Sabarimala Makaravilakku and Makarajyothi Festival



Makaravilaku – Makara Jyothi is an important festival at the famous Sabarimala Ayyappa Temple in Kerala. Legend has it that after defeating demon Mahishasura, Lord Ayyappa merged with the Dharma Shastha idol on the Makarajyothi day. It is also the most important and the last festival in the two-month Mandala Pooja – Makaravilakku Kalam at the temple. In 2015, the date of Sabarimala Makaravilakku and Makarajyothi Festival is January 15.

Sabarimala Makaravilakku and Makarajyothi Festival is witnessed by thousands of Ayyappa devotees. The evening deeparadhana is the most important event on the day. On the day for deeparadhana, Lord Ayyappa appears before the devotees fully attired in the Thrivaabharanam – gold ornaments – which is specially brought from the Pandalam Palace.

Before the evening deeparadhana, an eagle hovers over the Sabarimala Temple. Next the Makara Star appears on the sky – Makarajyothi is the star that appears on the sky on the day in the evening.

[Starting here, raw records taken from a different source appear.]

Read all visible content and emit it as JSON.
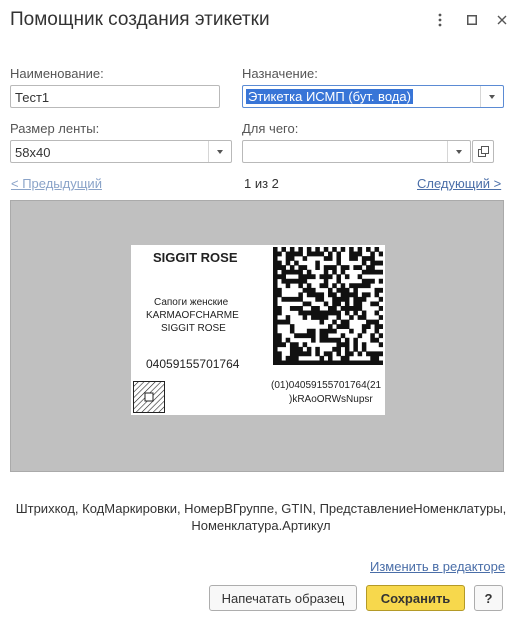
{
  "window": {
    "title": "Помощник создания этикетки"
  },
  "form": {
    "name_label": "Наименование:",
    "name_value": "Тест1",
    "purpose_label": "Назначение:",
    "purpose_value": "Этикетка ИСМП (бут. вода)",
    "tape_size_label": "Размер ленты:",
    "tape_size_value": "58x40",
    "for_what_label": "Для чего:",
    "for_what_value": ""
  },
  "pager": {
    "prev_label": "< Предыдущий",
    "position": "1 из 2",
    "next_label": "Следующий >"
  },
  "preview_label": {
    "brand": "SIGGIT ROSE",
    "desc_line1": "Сапоги женские",
    "desc_line2": "KARMAOFCHARME",
    "desc_line3": "SIGGIT ROSE",
    "gtin": "04059155701764",
    "code_line1": "(01)04059155701764(21",
    "code_line2": ")kRAoORWsNupsr"
  },
  "fields_list": {
    "line1": "Штрихкод, КодМаркировки, НомерВГруппе, GTIN, ПредставлениеНоменклатуры,",
    "line2": "Номенклатура.Артикул"
  },
  "actions": {
    "edit_in_editor": "Изменить в редакторе",
    "print_sample": "Напечатать образец",
    "save": "Сохранить",
    "help": "?"
  },
  "colors": {
    "link": "#4a6ea8",
    "accent": "#f7d84c",
    "selection": "#3875d7"
  }
}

Next is the appearance of Makaravilakku – it is the light that appears three times in the distant hill at Ponnambala Medu.

Legend has it that Lord Parashurama first lit the Makaravilakku after installing the idol of Lord Ayyappa. It is also believed that the tribals who were harassed by the demon Mahishasura first lit the light to celebrate the slaying of their tormentor by Ayyappa.

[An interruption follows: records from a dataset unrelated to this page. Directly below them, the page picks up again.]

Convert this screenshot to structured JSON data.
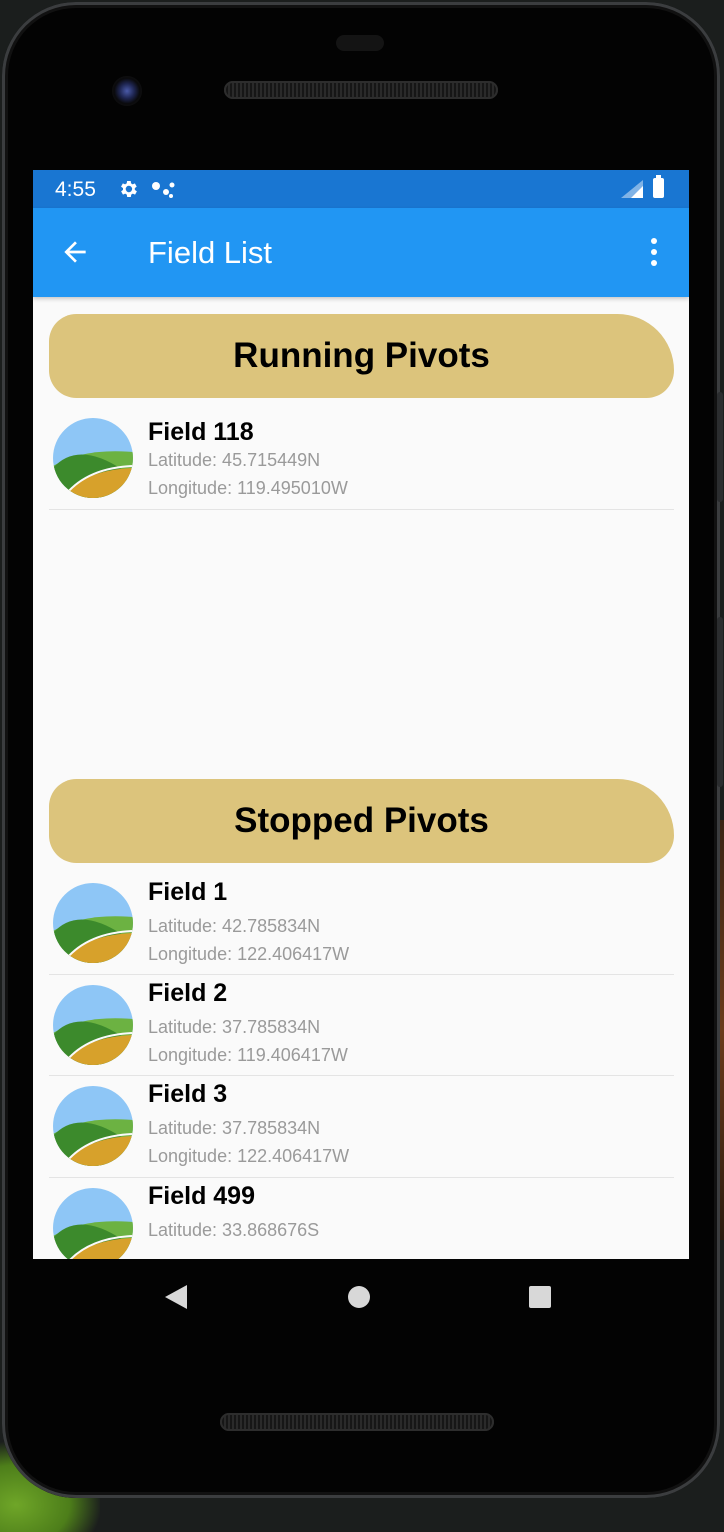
{
  "status_bar": {
    "time": "4:55"
  },
  "app_bar": {
    "title": "Field List"
  },
  "running_section": {
    "title": "Running Pivots",
    "fields": [
      {
        "name": "Field 118",
        "latitude": "Latitude: 45.715449N",
        "longitude": "Longitude: 119.495010W"
      }
    ]
  },
  "stopped_section": {
    "title": "Stopped Pivots",
    "fields": [
      {
        "name": "Field 1",
        "latitude": "Latitude: 42.785834N",
        "longitude": "Longitude: 122.406417W"
      },
      {
        "name": "Field 2",
        "latitude": "Latitude: 37.785834N",
        "longitude": "Longitude: 119.406417W"
      },
      {
        "name": "Field 3",
        "latitude": "Latitude: 37.785834N",
        "longitude": "Longitude: 122.406417W"
      },
      {
        "name": "Field 499",
        "latitude": "Latitude: 33.868676S"
      }
    ]
  },
  "icons": {
    "status": [
      "gear-icon",
      "assistant-dots-icon",
      "cell-signal-icon",
      "battery-icon"
    ],
    "app_bar": [
      "back-arrow-icon",
      "more-vert-icon"
    ],
    "row": "field-landscape-icon",
    "nav": [
      "back-triangle-icon",
      "home-circle-icon",
      "recents-square-icon"
    ]
  },
  "colors": {
    "status_bar": "#1976d2",
    "app_bar": "#2196f3",
    "section_header": "#dcc47c",
    "secondary_text": "#9a9a9a"
  }
}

The lighting of Sabarimala Makaravilakku is a major controversy and is a pet theme of atheists and Christian missionaries to attack Hinduism and its rituals.

But last year the during a major controversy regarding Makaravilakku, the chief priest or Tantri of Sabarimala in a press release stated that the Makaravilakku was a fire lit by human hand on the hill neighboring Sabarimala while the Makarajyothi was a star that appeared in the evening sky on the day marking the culmination of the annual festival.

It is the star that is worshiped as a celestial light. The Makaravilakku is merely a ritual involving the lighting of a fire as a symbolic act.

On the same day, Makar Sankranti and Uttarayan are observed throughout India.